* [What is expected]
Give all of the data below again exactly, and drop the images.

***** Information

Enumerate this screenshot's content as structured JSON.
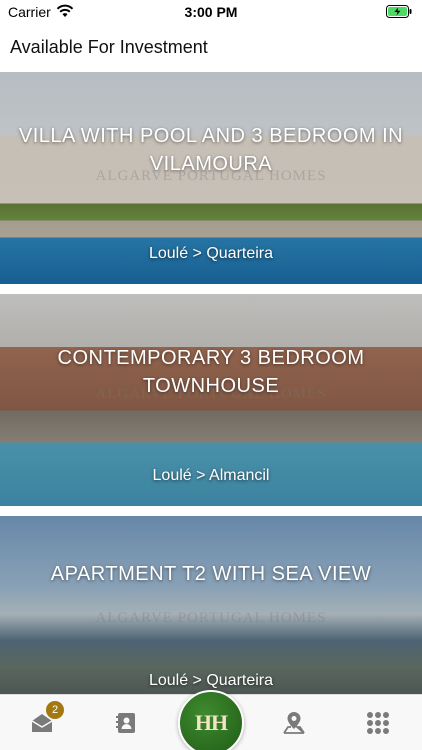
{
  "status_bar": {
    "carrier": "Carrier",
    "time": "3:00 PM"
  },
  "header": {
    "title": "Available For Investment"
  },
  "listings": [
    {
      "title": "VILLA WITH POOL AND 3 BEDROOM IN VILAMOURA",
      "location": "Loulé > Quarteira",
      "watermark": "ALGARVE PORTUGAL HOMES"
    },
    {
      "title": "CONTEMPORARY 3 BEDROOM TOWNHOUSE",
      "location": "Loulé > Almancil",
      "watermark": "ALGARVE PORTUGAL HOMES"
    },
    {
      "title": "APARTMENT T2 WITH SEA VIEW",
      "location": "Loulé > Quarteira",
      "watermark": "ALGARVE PORTUGAL HOMES"
    }
  ],
  "tab_bar": {
    "messages_badge": "2",
    "home_logo": "HH",
    "icons": [
      "envelope-icon",
      "contacts-icon",
      "home-logo-icon",
      "map-pin-icon",
      "grid-icon"
    ],
    "accent": "#2c6e20",
    "badge_color": "#a3790f"
  }
}
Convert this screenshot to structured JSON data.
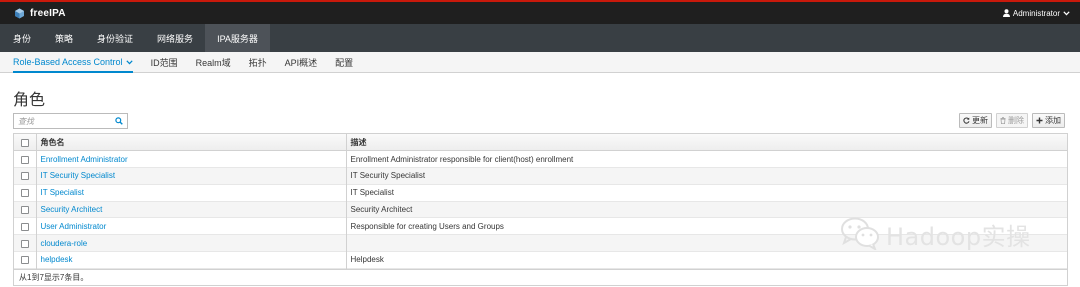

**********

* [Completed task]
Enumerate this screenshot's content as structured JSON.
{
  "status_bar": {
    "carrier": "Carrier",
    "time": "3:00 PM"
  },
  "header": {
    "title": "Available For Investment"
  },
  "listings": [
    {
      "title": "VILLA WITH POOL AND 3 BEDROOM IN VILAMOURA",
      "location": "Loulé > Quarteira",
      "watermark": "ALGARVE PORTUGAL HOMES"
    },
    {
      "title": "CONTEMPORARY 3 BEDROOM TOWNHOUSE",
      "location": "Loulé > Almancil",
      "watermark": "ALGARVE PORTUGAL HOMES"
    },
    {
      "title": "APARTMENT T2 WITH SEA VIEW",
      "location": "Loulé > Quarteira",
      "watermark": "ALGARVE PORTUGAL HOMES"
    }
  ],
  "tab_bar": {
    "messages_badge": "2",
    "home_logo": "HH",
    "icons": [
      "envelope-icon",
      "contacts-icon",
      "home-logo-icon",
      "map-pin-icon",
      "grid-icon"
    ],
    "accent": "#2c6e20",
    "badge_color": "#a3790f"
  }
}
Convert this screenshot to structured JSON data.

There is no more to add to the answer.